Records contained in a dataset:
--------------------------------------------------

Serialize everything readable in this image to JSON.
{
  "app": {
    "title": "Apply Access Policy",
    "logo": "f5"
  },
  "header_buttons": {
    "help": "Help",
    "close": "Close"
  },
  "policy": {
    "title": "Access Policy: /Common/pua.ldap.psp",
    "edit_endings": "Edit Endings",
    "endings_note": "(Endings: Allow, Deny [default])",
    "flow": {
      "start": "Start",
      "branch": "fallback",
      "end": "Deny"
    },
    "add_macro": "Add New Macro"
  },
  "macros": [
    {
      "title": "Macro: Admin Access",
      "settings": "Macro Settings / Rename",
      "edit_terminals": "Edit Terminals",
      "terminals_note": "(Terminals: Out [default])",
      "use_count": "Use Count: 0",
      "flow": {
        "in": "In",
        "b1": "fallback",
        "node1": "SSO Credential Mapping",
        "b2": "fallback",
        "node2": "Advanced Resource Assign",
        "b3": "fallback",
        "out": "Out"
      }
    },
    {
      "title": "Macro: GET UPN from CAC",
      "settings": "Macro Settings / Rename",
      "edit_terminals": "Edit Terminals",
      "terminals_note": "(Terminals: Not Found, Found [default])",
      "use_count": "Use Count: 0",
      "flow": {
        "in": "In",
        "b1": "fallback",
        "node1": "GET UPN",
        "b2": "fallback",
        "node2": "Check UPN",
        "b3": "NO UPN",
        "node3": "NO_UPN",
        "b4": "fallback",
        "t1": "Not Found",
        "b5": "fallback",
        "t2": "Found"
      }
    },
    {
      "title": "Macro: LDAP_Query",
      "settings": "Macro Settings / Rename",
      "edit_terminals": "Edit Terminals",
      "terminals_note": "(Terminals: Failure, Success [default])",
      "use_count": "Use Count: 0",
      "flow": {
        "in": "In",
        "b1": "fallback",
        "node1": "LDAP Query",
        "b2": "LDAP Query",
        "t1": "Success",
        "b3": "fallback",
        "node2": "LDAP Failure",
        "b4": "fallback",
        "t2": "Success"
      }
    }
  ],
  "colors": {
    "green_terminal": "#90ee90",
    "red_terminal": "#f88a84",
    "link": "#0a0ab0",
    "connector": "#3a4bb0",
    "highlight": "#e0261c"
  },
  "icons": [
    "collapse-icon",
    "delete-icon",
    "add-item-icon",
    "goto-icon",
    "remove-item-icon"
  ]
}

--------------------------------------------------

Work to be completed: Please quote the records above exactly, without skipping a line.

Result:
Serialize everything readable in this image to JSON.
{
  "app": {
    "title": "Apply Access Policy",
    "logo": "f5"
  },
  "header_buttons": {
    "help": "Help",
    "close": "Close"
  },
  "policy": {
    "title": "Access Policy: /Common/pua.ldap.psp",
    "edit_endings": "Edit Endings",
    "endings_note": "(Endings: Allow, Deny [default])",
    "flow": {
      "start": "Start",
      "branch": "fallback",
      "end": "Deny"
    },
    "add_macro": "Add New Macro"
  },
  "macros": [
    {
      "title": "Macro: Admin Access",
      "settings": "Macro Settings / Rename",
      "edit_terminals": "Edit Terminals",
      "terminals_note": "(Terminals: Out [default])",
      "use_count": "Use Count: 0",
      "flow": {
        "in": "In",
        "b1": "fallback",
        "node1": "SSO Credential Mapping",
        "b2": "fallback",
        "node2": "Advanced Resource Assign",
        "b3": "fallback",
        "out": "Out"
      }
    },
    {
      "title": "Macro: GET UPN from CAC",
      "settings": "Macro Settings / Rename",
      "edit_terminals": "Edit Terminals",
      "terminals_note": "(Terminals: Not Found, Found [default])",
      "use_count": "Use Count: 0",
      "flow": {
        "in": "In",
        "b1": "fallback",
        "node1": "GET UPN",
        "b2": "fallback",
        "node2": "Check UPN",
        "b3": "NO UPN",
        "node3": "NO_UPN",
        "b4": "fallback",
        "t1": "Not Found",
        "b5": "fallback",
        "t2": "Found"
      }
    },
    {
      "title": "Macro: LDAP_Query",
      "settings": "Macro Settings / Rename",
      "edit_terminals": "Edit Terminals",
      "terminals_note": "(Terminals: Failure, Success [default])",
      "use_count": "Use Count: 0",
      "flow": {
        "in": "In",
        "b1": "fallback",
        "node1": "LDAP Query",
        "b2": "LDAP Query",
        "t1": "Success",
        "b3": "fallback",
        "node2": "LDAP Failure",
        "b4": "fallback",
        "t2": "Success"
      }
    }
  ],
  "colors": {
    "green_terminal": "#90ee90",
    "red_terminal": "#f88a84",
    "link": "#0a0ab0",
    "connector": "#3a4bb0",
    "highlight": "#e0261c"
  },
  "icons": [
    "collapse-icon",
    "delete-icon",
    "add-item-icon",
    "goto-icon",
    "remove-item-icon"
  ]
}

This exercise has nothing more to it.